* Entries supplied
:::
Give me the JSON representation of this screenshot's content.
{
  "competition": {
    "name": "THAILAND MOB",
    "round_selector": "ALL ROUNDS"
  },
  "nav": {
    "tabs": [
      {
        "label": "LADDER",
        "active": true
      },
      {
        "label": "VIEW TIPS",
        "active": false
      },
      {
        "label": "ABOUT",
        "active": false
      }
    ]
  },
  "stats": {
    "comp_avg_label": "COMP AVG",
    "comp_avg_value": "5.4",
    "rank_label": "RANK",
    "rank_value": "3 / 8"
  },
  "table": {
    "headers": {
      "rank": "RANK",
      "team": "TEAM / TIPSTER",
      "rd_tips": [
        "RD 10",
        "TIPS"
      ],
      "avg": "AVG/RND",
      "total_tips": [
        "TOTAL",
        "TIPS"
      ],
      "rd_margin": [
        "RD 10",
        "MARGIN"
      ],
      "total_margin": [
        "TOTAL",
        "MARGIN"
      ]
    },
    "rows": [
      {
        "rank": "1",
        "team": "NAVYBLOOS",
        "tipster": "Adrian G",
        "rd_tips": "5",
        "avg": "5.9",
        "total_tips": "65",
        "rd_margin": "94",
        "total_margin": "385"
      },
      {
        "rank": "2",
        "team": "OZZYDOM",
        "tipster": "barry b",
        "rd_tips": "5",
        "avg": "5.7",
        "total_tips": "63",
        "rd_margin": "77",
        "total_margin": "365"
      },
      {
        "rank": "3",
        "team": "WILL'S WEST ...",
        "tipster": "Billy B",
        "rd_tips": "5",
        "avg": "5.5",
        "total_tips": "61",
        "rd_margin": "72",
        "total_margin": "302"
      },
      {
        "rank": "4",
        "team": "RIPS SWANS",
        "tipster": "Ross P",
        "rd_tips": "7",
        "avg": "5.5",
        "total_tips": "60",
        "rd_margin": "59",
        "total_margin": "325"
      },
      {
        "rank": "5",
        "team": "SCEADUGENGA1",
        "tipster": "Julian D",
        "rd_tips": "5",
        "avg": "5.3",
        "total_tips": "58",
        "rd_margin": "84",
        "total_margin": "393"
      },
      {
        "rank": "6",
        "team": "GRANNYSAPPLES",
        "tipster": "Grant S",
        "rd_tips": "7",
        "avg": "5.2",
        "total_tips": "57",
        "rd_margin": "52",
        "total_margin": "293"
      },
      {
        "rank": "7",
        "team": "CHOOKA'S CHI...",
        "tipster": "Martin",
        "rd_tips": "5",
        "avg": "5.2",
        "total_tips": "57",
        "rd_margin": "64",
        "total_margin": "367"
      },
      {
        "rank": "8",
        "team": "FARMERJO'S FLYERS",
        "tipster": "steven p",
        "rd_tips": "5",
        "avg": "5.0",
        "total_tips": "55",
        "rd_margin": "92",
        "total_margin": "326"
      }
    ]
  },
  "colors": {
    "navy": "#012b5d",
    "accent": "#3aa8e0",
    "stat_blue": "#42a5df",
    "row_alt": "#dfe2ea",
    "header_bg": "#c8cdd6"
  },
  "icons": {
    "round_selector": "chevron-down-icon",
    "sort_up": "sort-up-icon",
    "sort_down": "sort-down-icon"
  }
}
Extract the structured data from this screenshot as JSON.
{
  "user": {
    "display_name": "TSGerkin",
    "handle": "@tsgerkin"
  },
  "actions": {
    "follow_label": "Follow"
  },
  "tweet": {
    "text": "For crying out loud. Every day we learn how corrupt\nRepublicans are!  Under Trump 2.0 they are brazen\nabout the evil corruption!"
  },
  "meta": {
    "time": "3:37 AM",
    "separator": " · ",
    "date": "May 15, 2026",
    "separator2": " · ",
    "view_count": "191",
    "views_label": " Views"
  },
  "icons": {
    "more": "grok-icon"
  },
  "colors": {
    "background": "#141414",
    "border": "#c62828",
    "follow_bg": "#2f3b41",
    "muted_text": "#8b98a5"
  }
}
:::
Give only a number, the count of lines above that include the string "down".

2